◆ Task goal: Look through the listing below and report every line that contains "verified".

*** Begin section ***

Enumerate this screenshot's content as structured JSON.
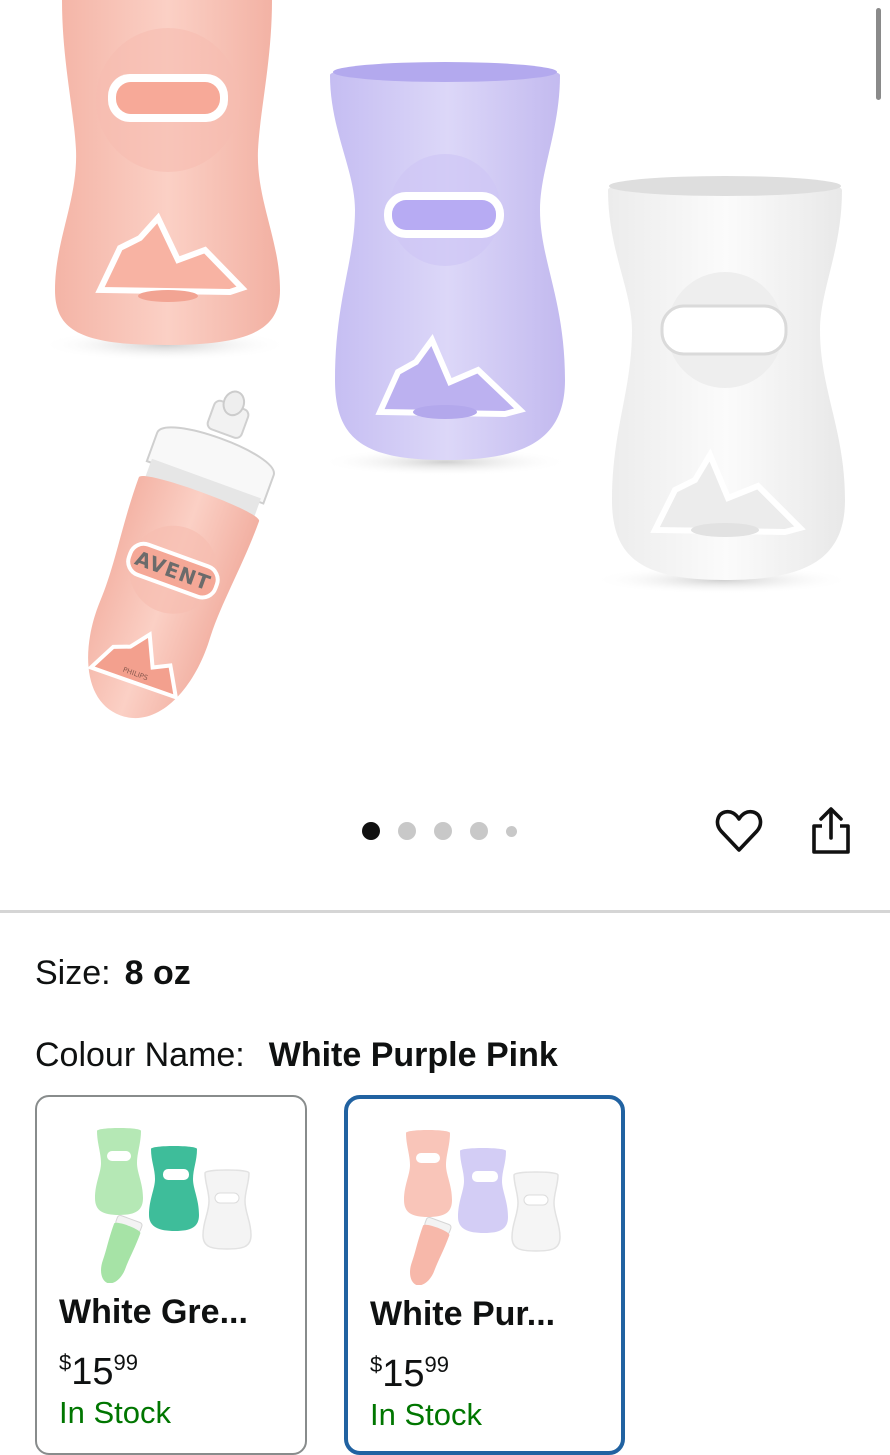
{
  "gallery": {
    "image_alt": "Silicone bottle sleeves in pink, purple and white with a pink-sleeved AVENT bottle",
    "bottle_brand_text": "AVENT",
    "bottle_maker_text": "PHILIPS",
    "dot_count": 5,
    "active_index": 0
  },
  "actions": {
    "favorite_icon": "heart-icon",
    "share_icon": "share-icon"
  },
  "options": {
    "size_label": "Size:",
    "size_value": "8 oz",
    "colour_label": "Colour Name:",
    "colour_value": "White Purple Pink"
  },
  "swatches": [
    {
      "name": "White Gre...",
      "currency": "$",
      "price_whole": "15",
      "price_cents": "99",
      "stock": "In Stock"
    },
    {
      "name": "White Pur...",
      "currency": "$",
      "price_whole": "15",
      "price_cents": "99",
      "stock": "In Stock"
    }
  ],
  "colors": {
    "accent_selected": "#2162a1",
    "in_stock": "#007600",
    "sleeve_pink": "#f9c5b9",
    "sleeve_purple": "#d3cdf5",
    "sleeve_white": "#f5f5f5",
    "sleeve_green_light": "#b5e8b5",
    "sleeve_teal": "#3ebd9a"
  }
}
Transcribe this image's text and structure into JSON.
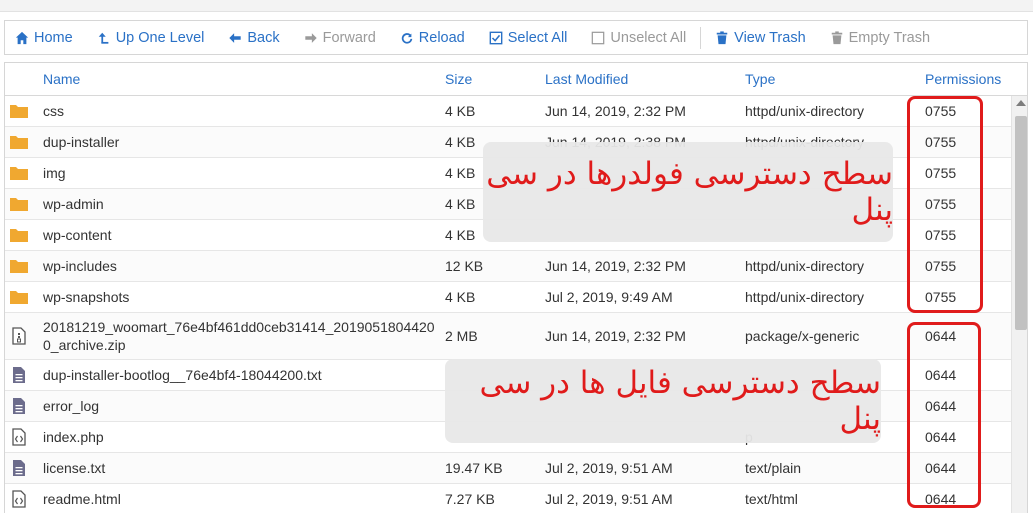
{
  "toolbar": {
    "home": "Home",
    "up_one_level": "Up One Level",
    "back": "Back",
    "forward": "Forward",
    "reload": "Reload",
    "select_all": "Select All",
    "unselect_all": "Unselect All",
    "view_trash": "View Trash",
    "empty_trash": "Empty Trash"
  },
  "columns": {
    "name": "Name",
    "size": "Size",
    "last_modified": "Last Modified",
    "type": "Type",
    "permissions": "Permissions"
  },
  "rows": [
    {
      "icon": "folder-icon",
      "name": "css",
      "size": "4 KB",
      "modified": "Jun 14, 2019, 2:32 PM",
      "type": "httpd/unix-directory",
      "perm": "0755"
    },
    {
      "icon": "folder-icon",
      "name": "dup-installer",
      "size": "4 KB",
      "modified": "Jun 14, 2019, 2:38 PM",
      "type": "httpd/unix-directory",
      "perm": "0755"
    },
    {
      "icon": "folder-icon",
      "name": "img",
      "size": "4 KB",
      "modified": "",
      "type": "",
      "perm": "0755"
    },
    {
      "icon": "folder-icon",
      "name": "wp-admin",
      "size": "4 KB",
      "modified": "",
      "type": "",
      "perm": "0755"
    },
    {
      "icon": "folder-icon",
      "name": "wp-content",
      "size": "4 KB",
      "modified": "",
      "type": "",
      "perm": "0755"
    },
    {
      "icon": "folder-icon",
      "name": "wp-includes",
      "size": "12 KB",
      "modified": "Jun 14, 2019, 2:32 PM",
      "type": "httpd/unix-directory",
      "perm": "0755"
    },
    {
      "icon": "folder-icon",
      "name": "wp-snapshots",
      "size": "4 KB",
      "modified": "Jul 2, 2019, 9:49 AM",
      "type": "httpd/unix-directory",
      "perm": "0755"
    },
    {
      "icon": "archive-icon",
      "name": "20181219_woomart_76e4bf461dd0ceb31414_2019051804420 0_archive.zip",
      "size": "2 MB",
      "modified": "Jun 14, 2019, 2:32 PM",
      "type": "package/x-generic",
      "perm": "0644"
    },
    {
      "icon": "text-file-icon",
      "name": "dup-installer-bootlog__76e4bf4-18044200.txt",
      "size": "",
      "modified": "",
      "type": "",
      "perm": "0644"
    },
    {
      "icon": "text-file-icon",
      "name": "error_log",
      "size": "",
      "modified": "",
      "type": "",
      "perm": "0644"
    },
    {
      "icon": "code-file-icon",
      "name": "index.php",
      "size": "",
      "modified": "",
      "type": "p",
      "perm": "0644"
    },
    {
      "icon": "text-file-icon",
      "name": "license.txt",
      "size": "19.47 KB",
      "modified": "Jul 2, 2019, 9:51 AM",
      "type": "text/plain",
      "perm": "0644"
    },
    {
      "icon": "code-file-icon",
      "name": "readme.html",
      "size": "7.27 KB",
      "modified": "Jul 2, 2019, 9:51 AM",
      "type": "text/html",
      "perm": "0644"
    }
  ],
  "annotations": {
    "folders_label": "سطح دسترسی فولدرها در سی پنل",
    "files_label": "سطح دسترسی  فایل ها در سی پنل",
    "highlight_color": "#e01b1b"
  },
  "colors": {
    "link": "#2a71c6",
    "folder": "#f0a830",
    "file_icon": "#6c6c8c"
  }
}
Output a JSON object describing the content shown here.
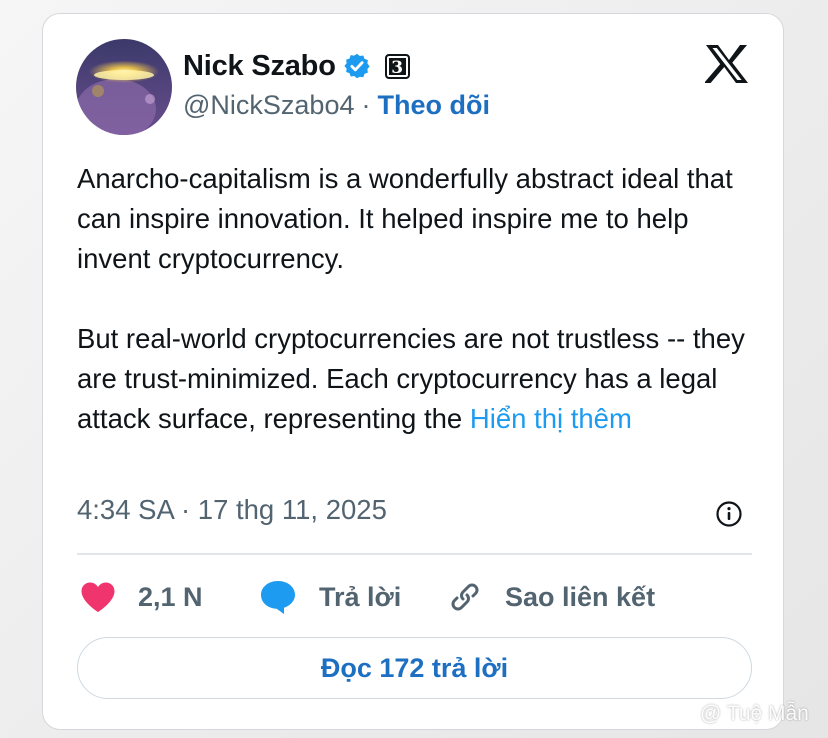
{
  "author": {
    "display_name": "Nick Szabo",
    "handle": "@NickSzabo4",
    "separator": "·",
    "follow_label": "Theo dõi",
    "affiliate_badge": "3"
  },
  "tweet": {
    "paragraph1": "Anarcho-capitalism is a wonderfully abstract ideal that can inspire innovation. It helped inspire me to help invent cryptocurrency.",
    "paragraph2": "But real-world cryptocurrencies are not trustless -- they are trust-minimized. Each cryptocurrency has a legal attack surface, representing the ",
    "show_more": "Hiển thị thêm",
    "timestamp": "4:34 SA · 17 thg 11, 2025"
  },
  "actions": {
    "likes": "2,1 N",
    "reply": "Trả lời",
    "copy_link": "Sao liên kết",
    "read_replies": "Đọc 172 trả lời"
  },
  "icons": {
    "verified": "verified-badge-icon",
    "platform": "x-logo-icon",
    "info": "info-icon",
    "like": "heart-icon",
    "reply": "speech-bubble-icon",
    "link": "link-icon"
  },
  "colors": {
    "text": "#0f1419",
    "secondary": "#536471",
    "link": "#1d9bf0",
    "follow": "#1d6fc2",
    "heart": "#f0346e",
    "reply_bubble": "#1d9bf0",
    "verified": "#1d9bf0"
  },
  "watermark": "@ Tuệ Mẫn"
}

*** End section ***

◆ The completed task:
    "verified": "verified-badge-icon",
    "verified": "#1d9bf0"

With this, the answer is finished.